Columnar Joints

Nick on the rocks--Washington State


Lava flows display a variety of columns, often with a stratigraphic pattern.  Colonnade is a coarser, more regular pattern often found at the base of the flow.  Entablature is more irregular, and often found near the top. Sometimes there is a sandwich Colonnade-entablature-colonnade structure like this one (Long & Wood, 1986).

Studies of the formation of columns in lavas are also important to the appreciation of the Isle Royale occurrences. The recognition of the role of water infiltration in the formation of certain kinds of entablature jointing (see above) in the Columbia River Flood basalts by Long & Wood, 1986 was an especially important insight (see Iceland examples especially), as was the detailed work on column formation by DeGraff and Aydin (1993) and DeGraff et al. (1989). The work by Goff (1996) provides information on vesicle cylinders in lavas for the Isle Royale occurrences. Green's (1989) paper on the physical volcanology of the North Shore Volcanics gives a valuable comparison with rocks associated closely in time and space with the Isle Royale PLV.

The photo groups that follow show examples of sites around the world where columns have formed as a result of cooling lavas or tuffs.  The differences in styles of the joints reflect differing environmental conditions.

Iceland:  Basaltic flood basalts with typical columnar joints

Giant’s: Coastal exposure of columnar basalt, at Giant’s Causeway, County Antrim, N Ireland. This is a world heritage site. Age of the lavas is Paleogene (50-60 ma).

Taos: Flood basalts filling the Rio Grande Rift valley, N of Taos NM
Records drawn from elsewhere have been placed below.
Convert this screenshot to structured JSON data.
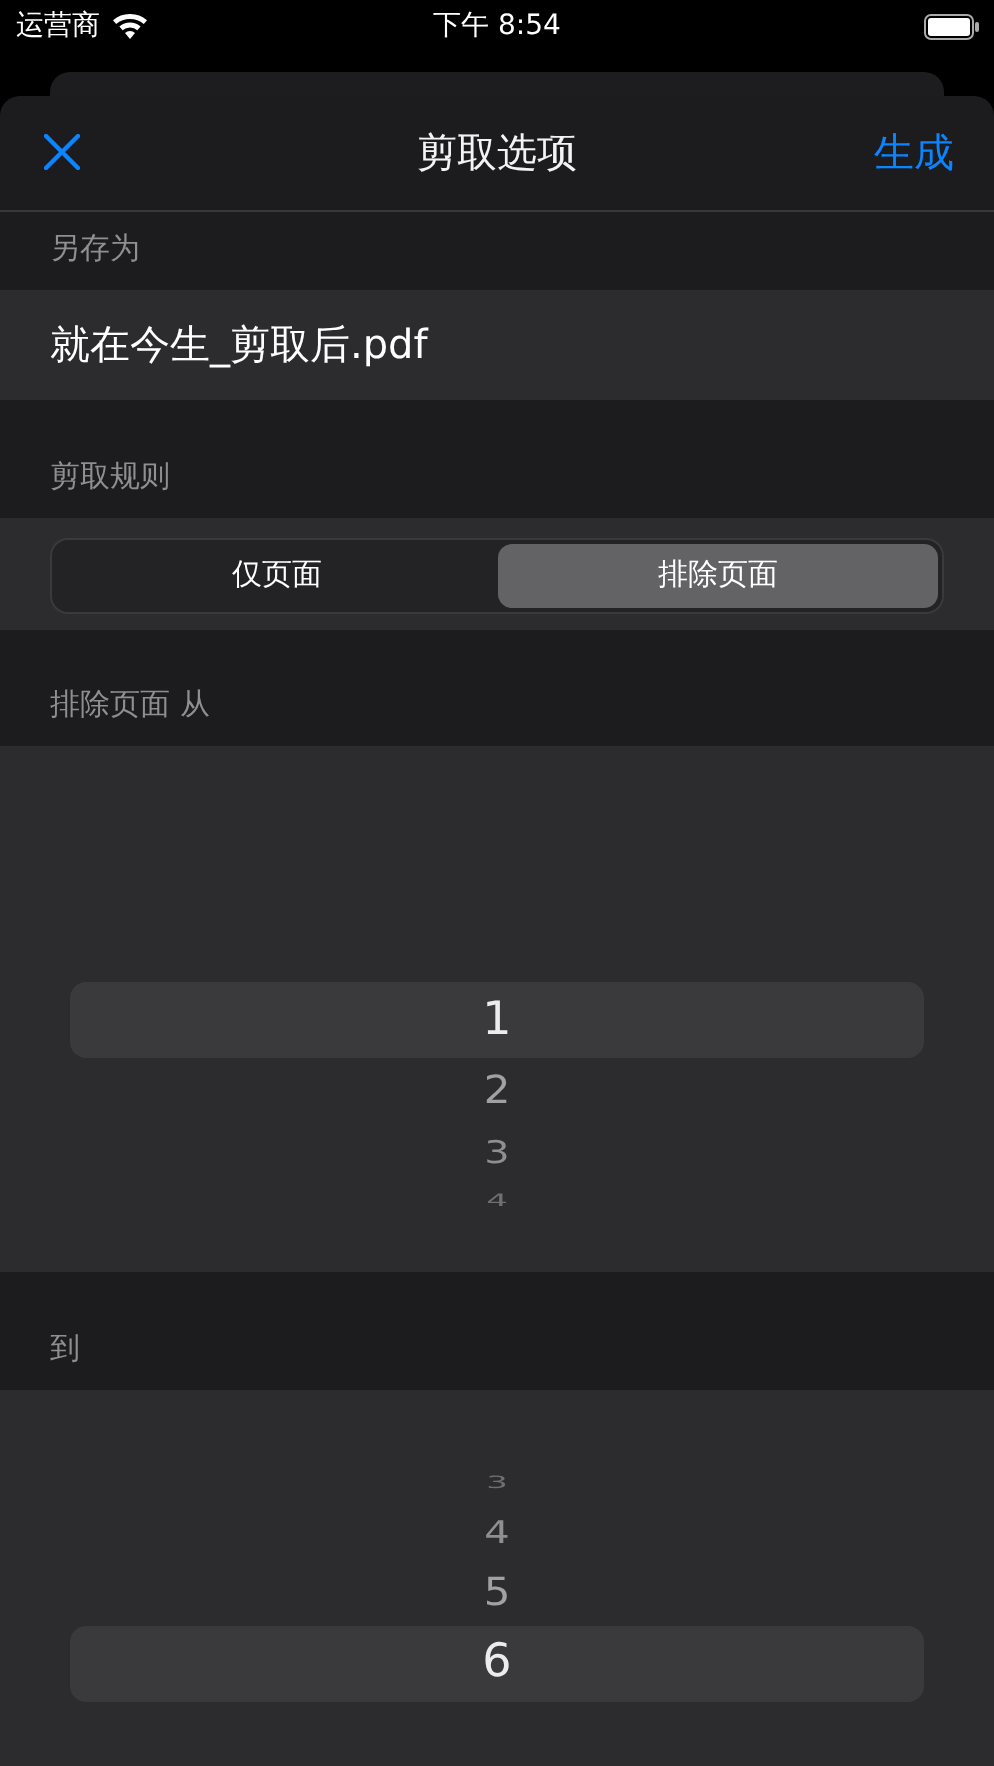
{
  "status_bar": {
    "carrier": "运营商",
    "time": "下午 8:54"
  },
  "nav": {
    "title": "剪取选项",
    "action": "生成"
  },
  "save_as": {
    "header": "另存为",
    "value": "就在今生_剪取后.pdf"
  },
  "rule": {
    "header": "剪取规则",
    "segments": [
      {
        "label": "仅页面",
        "selected": false
      },
      {
        "label": "排除页面",
        "selected": true
      }
    ]
  },
  "from_picker": {
    "header": "排除页面 从",
    "items": [
      {
        "text": "1",
        "selected": true
      },
      {
        "text": "2",
        "selected": false
      },
      {
        "text": "3",
        "selected": false
      },
      {
        "text": "4",
        "selected": false
      }
    ]
  },
  "to_picker": {
    "header": "到",
    "items": [
      {
        "text": "3",
        "selected": false
      },
      {
        "text": "4",
        "selected": false
      },
      {
        "text": "5",
        "selected": false
      },
      {
        "text": "6",
        "selected": true
      }
    ]
  }
}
Bend:  Columbia River Flood basalt flow with entablature/collonade jointing, interpreted as the results of flooding by a river over the top of a cooling flood basalt. Bend, Oregon USA

Banos:  Andesite Flow near Tungurahua Volcano, Ecuador: Colonade and Entablature

Yellowstone: Basaltic flows and dikes of the Yellowstone Caldera, Wyoming USA

Caja: Ponded basaltic lava with complex columnar joint patterns, Buckman Road between Santa Fe and the Rio Grande.  Rio Grande Rift lavas, N New Mexico.

Boquete: Andesite flow near Boquete, Panama

CoastalPa:  Welded tuff of andesitic (?) composition and Tertiary age, exhibiting irregular jointing patterns. Western Panama

Paradise:  Columnar jointed andesite from Mt Rainier, Washington, USA.

Toto:  Andesite flow near Totonicapan, Western Guatemalan Highlands

Teide: Trachyte lava flows and dikes, Teide Volcano, Canaries, Spain/Africa

Iceland Dike: Thin basaltic dike with perpendicular polygonal joints.  S Iceland.

Thera:  Mafic dikes and lavas in caldera wall of Santorini, Greece

Tuliere: Mafic intrusions with perpendicular columnar joints, France

Chiricahua: Welded tuffs with large columnar joints, SE Arizona

Bishop: Irregular jointing in Rhyolitic Bishop Tuff, Long Valley, California


Like mudcracks, columnar joints form from volume contraction. In the mudcracks, volume decreases with drying, in lava flows or volcanic tuffs it is cooling that drives the contraction.

Palisades, Isle Royale